• **About this exercise**
Give the number of lines in the entries below that hold "icon", with no accompanying words.

• **Study material**
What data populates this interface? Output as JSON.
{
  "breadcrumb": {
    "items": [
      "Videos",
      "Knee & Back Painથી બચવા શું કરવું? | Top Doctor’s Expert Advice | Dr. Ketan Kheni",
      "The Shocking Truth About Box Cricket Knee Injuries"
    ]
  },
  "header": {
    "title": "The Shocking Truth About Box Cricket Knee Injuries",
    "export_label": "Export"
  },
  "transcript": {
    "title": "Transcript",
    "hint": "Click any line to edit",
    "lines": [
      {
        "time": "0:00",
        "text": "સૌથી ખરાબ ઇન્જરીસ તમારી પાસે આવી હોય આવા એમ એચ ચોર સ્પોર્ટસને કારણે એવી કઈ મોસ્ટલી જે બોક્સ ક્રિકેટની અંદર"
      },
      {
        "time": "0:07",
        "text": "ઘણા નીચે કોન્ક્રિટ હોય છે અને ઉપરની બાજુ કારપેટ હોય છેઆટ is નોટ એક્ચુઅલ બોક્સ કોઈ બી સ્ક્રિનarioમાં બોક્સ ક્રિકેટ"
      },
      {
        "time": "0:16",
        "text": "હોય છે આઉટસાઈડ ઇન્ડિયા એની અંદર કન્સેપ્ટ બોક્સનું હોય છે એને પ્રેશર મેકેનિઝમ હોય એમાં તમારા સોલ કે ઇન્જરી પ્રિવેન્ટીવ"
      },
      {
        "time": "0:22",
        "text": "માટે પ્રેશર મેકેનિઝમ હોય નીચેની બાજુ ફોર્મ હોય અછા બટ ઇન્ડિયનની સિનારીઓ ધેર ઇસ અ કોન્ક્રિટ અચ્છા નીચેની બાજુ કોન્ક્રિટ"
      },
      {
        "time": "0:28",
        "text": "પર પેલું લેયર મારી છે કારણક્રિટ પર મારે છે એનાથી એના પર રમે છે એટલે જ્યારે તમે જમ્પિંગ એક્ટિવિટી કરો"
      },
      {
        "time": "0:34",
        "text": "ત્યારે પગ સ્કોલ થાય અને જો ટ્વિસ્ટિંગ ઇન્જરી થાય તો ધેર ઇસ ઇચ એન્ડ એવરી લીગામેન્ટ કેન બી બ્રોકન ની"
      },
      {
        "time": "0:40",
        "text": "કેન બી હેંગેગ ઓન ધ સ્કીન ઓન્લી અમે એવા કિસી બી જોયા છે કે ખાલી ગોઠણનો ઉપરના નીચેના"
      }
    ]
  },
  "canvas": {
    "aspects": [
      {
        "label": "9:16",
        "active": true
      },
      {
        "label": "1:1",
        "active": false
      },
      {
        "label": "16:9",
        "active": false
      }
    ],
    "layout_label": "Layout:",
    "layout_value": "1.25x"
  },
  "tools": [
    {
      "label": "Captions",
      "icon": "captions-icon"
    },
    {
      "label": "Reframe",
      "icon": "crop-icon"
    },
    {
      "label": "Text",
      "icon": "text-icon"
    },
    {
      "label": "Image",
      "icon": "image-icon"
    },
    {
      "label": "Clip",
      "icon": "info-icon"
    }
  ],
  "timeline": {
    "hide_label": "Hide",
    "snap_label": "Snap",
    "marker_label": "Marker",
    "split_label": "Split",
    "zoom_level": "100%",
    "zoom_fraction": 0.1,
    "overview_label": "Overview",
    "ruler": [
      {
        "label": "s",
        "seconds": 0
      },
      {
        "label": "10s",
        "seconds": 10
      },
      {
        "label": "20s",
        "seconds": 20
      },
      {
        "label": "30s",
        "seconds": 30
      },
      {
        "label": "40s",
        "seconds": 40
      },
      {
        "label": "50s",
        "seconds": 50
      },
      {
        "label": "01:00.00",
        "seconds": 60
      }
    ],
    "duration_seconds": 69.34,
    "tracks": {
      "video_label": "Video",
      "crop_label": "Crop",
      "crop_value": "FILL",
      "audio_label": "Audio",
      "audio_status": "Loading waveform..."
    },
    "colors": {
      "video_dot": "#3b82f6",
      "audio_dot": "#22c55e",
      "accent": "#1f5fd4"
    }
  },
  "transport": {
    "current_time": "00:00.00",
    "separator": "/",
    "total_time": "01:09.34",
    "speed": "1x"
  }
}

• **Reply**
5